Can you talk about a breakthrough work, event or performance in your career? Why does it feel special to you? When, why and how did you start working on it, what were some of the motivations and ideas behind it?

I had only been playing guitar for two years when my first guitar teacher, Pierre Feugier, introduced me to Amazigh Kateb, the lead singer of Gnawa Diffusion. Amazigh invited me to play with him in a sold-out 6,000-person concert. It was an amazing experience to start my live music career like that.

There are many descriptions of the ideal state of mind for being creative. What is it like for you? What supports this ideal state of mind and what are distractions? Are there strategies to enter into this state more easily?

To create, in my opinion, you must be connected to your inner world, despite its mysteries, to be in connection with your intuitions and emotions. Whether it is to work in the short term like for an improvisation, but also to be able to develop that over a long period with re-listening and re-workings.

I think you must avoid thinking about your preconceived ideas and judging ideas too quickly. Sometimes I sit down with the purpose of creating and thinking, but sometimes ideas just come to me instinctively.

Music and sounds can heal, but they can also hurt. Do you personally have experiences with either or both of these? Where do you personally see the biggest need and potential for music as a tool for healing?

Music healed me to face the first disappointments of my life like the death of my father. Playing and listening to music has calmed me and given my life a direction.

It's not the music that hurts but the ego, when you want to compare yourself to musicians from all over the world, for example. You may feel unimportant, or on the contrary, you may feel too highly of yourself .

Everyone develops at their own level; we are all unique.

I did workshops in prison where the inmates played and produced records as well. Co-composing music and writing about the unspoken was a fantastic tool for healing, reconciliation and understanding for them.  

There is a fine line between cultural exchange and appropriation. What are your thoughts on the limits of copying, using cultural signs and symbols and the cultural/social/gender specificity of art?

For me, the line not to cross is to just copy. You must make it your own, otherwise it's just copying and it's uninteresting.

You can also make a tribute, that's great, but if it becomes a denial of your own personality, that's a shame.

Our sense of hearing shares intriguing connections to other senses like seeing, smelling, and touching. From your experience, what are some of the most inspiring overlaps between different senses?

When we play, we are disconnected and linked to the present moment, each time it's a kind of trance. There is no room for thought.

I have a few memories and especially when accompanying dance, I experienced a kind of hyper consciousness. You are so connected to your senses that you feel like you are a spectator and not an actor: this is very rare and special.

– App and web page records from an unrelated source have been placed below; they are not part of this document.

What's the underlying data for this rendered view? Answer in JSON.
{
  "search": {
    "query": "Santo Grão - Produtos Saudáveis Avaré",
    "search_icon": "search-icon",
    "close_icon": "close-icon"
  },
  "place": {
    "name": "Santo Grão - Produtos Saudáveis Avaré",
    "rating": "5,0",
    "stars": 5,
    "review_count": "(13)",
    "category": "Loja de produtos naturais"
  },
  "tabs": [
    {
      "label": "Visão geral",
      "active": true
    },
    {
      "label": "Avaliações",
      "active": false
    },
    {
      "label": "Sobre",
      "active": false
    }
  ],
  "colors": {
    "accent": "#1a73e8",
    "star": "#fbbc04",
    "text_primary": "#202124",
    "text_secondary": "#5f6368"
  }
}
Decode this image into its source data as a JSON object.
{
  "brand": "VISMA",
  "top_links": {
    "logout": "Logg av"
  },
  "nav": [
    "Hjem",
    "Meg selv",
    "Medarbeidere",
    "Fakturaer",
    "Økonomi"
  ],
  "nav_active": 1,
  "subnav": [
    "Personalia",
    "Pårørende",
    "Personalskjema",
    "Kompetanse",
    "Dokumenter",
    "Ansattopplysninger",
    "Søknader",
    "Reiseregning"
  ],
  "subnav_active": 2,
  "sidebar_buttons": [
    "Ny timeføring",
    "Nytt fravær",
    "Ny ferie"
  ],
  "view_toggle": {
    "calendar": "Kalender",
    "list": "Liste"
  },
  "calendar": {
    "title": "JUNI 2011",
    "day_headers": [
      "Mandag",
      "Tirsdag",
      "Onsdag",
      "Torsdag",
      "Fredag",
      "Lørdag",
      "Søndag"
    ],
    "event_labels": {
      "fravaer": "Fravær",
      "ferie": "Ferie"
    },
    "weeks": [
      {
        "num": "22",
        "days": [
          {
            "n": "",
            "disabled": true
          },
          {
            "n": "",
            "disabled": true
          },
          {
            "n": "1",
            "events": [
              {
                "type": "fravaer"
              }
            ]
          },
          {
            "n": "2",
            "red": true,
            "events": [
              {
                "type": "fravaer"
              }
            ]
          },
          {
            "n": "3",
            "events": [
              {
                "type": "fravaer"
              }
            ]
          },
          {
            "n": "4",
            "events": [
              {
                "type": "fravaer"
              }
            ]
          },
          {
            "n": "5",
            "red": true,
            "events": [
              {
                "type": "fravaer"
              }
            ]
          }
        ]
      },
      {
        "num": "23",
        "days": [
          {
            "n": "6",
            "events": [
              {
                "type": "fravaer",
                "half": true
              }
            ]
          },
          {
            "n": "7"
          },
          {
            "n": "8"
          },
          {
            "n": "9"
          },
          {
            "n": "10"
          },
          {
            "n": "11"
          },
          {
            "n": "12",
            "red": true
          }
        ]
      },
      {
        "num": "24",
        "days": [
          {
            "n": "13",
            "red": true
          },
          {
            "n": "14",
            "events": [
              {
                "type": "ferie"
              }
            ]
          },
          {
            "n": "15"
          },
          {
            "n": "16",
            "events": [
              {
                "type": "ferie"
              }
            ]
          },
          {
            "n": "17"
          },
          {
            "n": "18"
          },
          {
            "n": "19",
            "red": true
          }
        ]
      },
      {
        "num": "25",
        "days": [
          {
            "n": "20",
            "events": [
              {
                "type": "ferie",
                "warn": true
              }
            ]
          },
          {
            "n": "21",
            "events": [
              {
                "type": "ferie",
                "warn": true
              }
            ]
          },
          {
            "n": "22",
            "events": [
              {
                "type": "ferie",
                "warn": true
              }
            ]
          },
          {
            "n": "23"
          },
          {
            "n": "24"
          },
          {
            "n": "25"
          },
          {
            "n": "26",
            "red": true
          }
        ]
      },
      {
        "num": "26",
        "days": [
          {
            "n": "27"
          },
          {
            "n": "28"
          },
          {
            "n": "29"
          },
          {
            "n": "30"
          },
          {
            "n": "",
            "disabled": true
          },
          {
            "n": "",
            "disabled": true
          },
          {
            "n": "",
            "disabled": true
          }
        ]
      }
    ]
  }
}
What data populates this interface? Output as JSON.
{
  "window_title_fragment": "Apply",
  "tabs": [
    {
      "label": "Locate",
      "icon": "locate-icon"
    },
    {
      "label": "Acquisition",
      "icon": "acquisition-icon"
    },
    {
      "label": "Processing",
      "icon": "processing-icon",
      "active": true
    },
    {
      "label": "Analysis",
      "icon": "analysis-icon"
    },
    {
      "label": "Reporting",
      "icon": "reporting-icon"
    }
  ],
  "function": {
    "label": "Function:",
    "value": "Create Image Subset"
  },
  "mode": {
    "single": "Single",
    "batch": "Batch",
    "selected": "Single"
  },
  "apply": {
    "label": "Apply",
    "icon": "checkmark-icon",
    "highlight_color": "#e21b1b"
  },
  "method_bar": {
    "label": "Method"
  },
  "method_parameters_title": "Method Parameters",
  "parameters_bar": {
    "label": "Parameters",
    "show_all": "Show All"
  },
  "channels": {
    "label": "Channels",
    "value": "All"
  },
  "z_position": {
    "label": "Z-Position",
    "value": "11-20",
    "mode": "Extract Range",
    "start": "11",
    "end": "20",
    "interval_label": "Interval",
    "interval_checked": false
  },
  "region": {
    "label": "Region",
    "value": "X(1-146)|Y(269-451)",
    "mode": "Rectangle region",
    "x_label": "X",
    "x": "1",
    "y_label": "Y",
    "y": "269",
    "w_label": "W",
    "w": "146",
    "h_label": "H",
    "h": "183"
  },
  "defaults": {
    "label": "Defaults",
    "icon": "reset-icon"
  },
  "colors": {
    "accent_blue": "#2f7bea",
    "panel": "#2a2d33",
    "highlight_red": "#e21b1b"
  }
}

Can you describe your approach to art and being an artist?

The proximity of art with my life is total: it is a single entity. I take family breaks so as not to overwhelm my children with my passion.

Being an artist has a formal side where my concerts earn my salary but otherwise it is my pleasure to play and to deepen my understanding of music. Confucius said, "Choose a job that you love, and you won't have to work a day in your life". That's how I feel.  

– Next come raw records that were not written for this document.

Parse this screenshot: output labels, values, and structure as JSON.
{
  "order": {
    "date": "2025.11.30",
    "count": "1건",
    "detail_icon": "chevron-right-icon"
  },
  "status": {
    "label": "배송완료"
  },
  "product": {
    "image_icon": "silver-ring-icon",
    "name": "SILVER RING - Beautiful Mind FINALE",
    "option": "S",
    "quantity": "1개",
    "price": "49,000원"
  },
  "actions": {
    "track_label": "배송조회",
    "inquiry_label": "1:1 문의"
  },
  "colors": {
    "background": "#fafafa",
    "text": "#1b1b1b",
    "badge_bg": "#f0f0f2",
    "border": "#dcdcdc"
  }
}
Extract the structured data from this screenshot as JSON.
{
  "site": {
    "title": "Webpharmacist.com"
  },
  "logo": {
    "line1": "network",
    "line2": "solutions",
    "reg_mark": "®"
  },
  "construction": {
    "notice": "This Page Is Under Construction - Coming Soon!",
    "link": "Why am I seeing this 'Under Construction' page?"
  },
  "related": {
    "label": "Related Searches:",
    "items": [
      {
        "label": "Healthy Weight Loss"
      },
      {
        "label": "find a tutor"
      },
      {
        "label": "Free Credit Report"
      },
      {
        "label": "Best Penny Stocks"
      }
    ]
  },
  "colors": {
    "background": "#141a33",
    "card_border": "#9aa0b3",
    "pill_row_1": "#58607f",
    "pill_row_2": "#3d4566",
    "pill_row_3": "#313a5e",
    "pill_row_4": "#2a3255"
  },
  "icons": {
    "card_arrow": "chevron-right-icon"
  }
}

What can music express about life and death which other forms of art may not?

As music can combine sound, emotion, and movement in real time, it allows moments of communion or collective contemplation that can reach the most primal instincts like a prayer song or trance music. The possibility of doing without words brings us back to a universal language but also to the possibility of doing without any reflection or analysis. It’s like going back to the first screams we emit before we know how to speak.

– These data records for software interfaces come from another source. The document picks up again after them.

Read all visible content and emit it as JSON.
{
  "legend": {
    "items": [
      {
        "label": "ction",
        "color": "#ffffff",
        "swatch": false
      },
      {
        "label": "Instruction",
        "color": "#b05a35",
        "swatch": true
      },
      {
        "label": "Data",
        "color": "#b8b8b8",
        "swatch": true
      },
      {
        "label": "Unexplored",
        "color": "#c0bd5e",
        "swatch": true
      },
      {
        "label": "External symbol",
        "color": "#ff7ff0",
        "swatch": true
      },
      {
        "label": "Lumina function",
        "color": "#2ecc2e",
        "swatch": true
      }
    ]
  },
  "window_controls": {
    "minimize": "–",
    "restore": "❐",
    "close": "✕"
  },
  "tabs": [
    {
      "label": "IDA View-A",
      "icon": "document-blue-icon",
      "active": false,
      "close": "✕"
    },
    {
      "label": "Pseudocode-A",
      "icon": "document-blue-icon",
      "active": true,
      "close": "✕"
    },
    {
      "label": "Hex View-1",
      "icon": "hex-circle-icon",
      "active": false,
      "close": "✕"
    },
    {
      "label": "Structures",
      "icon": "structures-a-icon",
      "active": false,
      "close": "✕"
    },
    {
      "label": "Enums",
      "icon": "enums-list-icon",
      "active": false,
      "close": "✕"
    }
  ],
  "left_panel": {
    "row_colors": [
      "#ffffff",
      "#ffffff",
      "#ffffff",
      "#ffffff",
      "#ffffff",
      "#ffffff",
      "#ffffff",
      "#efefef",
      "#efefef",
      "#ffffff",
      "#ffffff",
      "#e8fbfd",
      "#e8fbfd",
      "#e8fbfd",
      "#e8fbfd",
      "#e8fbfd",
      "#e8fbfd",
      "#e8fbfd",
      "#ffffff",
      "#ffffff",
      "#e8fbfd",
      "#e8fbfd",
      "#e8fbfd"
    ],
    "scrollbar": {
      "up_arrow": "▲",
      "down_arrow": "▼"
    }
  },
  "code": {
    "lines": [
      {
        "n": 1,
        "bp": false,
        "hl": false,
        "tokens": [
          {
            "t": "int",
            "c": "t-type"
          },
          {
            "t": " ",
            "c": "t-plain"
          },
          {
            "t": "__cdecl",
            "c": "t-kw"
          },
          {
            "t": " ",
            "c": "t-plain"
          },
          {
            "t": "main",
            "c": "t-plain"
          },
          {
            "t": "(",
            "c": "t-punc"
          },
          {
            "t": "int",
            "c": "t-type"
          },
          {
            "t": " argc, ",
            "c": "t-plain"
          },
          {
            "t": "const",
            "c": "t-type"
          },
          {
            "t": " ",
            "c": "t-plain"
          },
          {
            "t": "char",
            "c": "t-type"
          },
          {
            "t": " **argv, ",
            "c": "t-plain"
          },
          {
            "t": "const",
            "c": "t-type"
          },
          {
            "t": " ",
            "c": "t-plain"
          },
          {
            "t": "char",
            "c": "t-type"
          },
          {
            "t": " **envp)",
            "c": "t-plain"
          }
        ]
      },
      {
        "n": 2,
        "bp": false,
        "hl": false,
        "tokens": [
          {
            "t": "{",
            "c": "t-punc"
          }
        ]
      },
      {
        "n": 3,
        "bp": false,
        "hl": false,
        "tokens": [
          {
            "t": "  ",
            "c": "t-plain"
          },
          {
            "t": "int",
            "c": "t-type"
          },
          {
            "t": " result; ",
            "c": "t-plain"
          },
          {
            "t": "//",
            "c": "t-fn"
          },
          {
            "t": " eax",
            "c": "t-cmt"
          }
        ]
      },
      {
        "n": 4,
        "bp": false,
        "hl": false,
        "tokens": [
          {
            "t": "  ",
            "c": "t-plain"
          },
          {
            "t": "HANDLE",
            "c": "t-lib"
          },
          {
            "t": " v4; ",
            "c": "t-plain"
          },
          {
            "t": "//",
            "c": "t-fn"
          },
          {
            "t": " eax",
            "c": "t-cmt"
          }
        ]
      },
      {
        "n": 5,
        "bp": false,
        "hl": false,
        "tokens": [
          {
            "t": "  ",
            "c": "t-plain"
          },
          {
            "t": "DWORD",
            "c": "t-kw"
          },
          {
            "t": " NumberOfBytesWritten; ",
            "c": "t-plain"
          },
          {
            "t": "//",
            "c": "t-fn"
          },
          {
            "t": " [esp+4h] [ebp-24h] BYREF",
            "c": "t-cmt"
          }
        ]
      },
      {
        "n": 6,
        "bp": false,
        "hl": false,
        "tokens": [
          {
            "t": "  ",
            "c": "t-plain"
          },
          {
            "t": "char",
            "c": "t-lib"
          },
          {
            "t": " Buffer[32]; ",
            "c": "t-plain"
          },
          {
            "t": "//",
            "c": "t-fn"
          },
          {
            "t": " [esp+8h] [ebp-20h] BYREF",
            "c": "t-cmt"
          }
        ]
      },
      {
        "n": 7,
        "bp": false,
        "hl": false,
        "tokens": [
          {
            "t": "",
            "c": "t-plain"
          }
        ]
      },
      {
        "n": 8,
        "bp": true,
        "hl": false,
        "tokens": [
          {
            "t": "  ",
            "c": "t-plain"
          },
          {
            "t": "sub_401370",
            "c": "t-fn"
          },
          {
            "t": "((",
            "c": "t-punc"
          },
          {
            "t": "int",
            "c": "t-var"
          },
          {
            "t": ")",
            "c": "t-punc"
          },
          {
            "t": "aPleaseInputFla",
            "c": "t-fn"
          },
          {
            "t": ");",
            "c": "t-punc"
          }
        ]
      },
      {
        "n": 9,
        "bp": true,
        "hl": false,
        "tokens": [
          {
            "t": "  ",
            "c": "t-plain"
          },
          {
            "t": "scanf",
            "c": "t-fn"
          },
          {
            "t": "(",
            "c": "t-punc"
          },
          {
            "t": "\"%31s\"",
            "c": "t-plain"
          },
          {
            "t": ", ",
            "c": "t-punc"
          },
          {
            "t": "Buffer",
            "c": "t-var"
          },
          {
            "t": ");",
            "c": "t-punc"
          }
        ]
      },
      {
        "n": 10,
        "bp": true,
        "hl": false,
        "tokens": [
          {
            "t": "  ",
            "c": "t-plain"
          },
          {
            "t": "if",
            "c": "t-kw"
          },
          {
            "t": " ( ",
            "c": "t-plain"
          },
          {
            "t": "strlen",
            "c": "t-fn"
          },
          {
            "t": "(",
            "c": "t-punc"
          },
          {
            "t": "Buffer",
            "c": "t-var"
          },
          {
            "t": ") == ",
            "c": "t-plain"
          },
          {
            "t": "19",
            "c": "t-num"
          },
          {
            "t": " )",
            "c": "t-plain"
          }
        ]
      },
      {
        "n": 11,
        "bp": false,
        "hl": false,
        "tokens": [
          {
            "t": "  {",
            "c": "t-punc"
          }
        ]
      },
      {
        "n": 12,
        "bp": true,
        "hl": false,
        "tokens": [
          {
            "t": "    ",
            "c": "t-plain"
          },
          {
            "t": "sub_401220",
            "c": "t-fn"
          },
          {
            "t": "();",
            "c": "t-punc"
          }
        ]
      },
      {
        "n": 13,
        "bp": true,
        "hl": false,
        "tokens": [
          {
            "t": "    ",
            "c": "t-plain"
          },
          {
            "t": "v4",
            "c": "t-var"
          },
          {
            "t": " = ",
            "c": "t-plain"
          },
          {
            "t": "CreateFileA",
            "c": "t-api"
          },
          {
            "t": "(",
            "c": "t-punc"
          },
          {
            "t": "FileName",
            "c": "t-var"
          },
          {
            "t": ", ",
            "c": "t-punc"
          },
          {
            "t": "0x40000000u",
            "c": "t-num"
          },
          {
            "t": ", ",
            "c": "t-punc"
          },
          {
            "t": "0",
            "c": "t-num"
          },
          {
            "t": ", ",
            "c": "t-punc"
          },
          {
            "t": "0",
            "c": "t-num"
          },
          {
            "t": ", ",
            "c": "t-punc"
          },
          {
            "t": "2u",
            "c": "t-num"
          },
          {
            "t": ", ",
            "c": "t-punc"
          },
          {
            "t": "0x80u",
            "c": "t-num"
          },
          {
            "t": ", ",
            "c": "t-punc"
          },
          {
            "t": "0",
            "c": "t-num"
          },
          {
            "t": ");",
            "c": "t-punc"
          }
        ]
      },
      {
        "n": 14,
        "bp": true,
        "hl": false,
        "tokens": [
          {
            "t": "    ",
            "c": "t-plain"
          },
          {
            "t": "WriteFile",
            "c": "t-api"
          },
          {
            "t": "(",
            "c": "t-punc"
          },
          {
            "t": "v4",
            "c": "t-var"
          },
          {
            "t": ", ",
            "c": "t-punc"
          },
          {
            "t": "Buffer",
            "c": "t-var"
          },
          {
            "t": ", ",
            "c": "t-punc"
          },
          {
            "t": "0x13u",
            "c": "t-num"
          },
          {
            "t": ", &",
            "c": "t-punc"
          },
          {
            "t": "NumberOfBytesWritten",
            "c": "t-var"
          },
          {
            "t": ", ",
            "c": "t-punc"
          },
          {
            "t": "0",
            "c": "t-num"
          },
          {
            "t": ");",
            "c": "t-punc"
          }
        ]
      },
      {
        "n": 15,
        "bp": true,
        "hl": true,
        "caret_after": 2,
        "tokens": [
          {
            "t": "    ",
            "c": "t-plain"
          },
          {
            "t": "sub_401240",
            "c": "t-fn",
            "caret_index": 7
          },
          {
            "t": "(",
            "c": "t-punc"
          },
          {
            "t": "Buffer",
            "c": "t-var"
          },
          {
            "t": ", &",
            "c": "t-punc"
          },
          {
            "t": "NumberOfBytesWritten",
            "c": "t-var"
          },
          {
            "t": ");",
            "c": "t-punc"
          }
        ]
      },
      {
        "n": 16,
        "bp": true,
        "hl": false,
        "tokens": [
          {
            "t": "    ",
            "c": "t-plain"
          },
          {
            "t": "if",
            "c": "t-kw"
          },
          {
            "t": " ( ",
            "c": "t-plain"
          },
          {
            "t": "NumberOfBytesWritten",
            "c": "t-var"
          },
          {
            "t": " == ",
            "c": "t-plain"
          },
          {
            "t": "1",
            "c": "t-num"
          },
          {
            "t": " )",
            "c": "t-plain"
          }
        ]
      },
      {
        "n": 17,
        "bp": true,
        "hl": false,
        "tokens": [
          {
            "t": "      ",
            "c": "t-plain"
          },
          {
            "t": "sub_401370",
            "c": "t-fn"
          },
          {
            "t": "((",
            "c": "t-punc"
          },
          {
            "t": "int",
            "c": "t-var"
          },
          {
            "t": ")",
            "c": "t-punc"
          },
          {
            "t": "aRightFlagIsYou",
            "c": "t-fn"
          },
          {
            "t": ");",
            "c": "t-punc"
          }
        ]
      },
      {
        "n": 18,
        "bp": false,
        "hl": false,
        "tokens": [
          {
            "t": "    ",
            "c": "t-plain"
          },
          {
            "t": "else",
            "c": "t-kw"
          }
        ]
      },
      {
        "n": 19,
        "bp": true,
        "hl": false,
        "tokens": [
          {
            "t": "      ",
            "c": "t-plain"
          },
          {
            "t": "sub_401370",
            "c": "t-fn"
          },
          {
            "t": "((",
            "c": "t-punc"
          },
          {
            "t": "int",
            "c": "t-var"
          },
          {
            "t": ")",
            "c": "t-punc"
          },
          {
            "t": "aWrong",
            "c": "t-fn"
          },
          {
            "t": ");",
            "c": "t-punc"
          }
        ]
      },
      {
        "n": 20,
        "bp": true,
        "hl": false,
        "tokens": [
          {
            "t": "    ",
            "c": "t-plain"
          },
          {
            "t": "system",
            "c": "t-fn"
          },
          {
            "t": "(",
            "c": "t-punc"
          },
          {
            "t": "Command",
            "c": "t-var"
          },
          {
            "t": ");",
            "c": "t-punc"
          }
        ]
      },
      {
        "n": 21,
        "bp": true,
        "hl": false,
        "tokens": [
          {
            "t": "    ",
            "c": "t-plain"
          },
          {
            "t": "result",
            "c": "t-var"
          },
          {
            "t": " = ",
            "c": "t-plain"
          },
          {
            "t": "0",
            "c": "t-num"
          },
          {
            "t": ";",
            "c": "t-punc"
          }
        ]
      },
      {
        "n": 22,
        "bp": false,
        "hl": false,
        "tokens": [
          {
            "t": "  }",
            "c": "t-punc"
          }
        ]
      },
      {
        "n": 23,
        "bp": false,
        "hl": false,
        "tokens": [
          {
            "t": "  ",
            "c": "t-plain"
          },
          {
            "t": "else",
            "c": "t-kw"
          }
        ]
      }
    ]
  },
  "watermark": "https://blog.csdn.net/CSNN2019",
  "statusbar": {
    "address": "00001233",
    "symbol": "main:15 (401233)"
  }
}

Music allows us to celebrate, despite ourselves, our first relationships with art, whether they are individual or universal. It’s like the reminiscences of a child in its mother’s womb. I have the feeling that the songs my mother sang in Macedonian when I was in her womb taught me to understand the rhythms of Balkan songs.